Character: Almost entirely coastal unless the alternate road route through hilly upland is followed. The coastal route includes a mix of beaches and rock-shelves (lower tides) and trails somewhat inland, largely through or adjacent to native old-growth and mature forests. Managed forest with an extensive logging history and a wide range of forest ages is seen for several kms north of Port McNeill and along the alternate road route to Shushartie Bay.
Facilities: The campground and cabins of the Cluxewe Resort are situated at the mouth of the Cluxewe River. Port Hardy has a full range of services, including the Backpackers’ Hostel. There are seven designated campgrounds along the North Coast Trail.

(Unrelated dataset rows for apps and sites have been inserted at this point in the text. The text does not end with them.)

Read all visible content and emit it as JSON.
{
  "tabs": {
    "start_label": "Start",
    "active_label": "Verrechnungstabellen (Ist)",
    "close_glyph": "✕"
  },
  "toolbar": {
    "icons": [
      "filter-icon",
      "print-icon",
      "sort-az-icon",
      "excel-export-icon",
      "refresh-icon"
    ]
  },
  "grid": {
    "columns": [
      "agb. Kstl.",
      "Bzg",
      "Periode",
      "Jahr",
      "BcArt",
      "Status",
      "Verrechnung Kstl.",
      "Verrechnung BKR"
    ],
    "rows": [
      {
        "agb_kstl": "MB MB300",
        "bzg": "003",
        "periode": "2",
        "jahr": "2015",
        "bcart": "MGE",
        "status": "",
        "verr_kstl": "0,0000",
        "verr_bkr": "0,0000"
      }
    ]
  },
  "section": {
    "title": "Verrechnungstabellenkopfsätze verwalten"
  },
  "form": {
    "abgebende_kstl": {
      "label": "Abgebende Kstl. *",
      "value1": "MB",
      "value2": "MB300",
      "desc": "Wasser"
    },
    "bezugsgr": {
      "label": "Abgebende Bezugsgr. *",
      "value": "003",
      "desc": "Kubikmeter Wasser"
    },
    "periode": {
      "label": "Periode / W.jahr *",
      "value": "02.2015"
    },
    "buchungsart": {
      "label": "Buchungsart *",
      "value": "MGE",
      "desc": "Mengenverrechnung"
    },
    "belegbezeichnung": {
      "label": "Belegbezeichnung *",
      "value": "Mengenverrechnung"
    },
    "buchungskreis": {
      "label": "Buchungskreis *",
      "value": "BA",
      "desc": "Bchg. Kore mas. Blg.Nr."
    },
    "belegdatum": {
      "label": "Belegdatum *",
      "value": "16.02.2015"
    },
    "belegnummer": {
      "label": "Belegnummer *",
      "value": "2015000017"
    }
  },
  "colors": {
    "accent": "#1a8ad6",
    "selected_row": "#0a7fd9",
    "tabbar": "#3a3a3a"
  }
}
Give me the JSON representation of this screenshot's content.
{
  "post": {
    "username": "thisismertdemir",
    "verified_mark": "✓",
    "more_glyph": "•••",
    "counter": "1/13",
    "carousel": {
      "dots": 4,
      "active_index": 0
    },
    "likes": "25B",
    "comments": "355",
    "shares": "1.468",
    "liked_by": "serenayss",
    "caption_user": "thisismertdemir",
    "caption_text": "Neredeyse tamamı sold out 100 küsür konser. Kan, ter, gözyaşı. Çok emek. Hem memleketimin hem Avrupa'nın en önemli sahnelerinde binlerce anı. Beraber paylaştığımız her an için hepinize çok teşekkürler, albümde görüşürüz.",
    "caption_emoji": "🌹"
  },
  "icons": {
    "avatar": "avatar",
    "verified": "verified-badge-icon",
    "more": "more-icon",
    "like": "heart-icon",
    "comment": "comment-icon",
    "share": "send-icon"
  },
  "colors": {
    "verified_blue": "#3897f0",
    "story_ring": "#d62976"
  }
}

Water sources are surprisingly limited in spite of the very wet north-Island climate. Creeks exiting onto the shoreline are typically not at all obvious and often hard to find.
Short Description: From Port McNeill to Port Hardy is a mix of single-track trail and old road near the coastline, much of which can be hiked on the beach or rock-shelf at lower tides. From Port Hardy to Shushartie Bay, hikers choose either water taxi or logging roads. Shushartie Bay to Cape Scott is via the rugged North Coast Trail (Cape Scott Prov. Park) through or adjacent to very wet hypermaritime forest, woodlands and wetlands bogs, with several spectacular beach sections. There are cable car crossings of the Nahwitti and Stranby Rivers, both flanked by impressive alluvial Sitka spruce forests. Towards Cape Scott and its lighthouse can be seen remnants of the works of early Scandinavian settlers. Hikers return via the Cape Scott Trail to road access at San Josef River near Holberg.
Highlights & Lowlights: Cluxewe estuary and saltmarshes, Suquash coal mine ruins, shoreline hiking, beautiful NCT sand beaches, Guise Bay beach and dunes, Cape Scott settlement remains and lighthouse. Hiking the road route to Shushartie can be dusty and tiring. Although rather expensive, the water taxi option provides a good sense of the beautiful coastline and near-shore waters of Vancouver Island.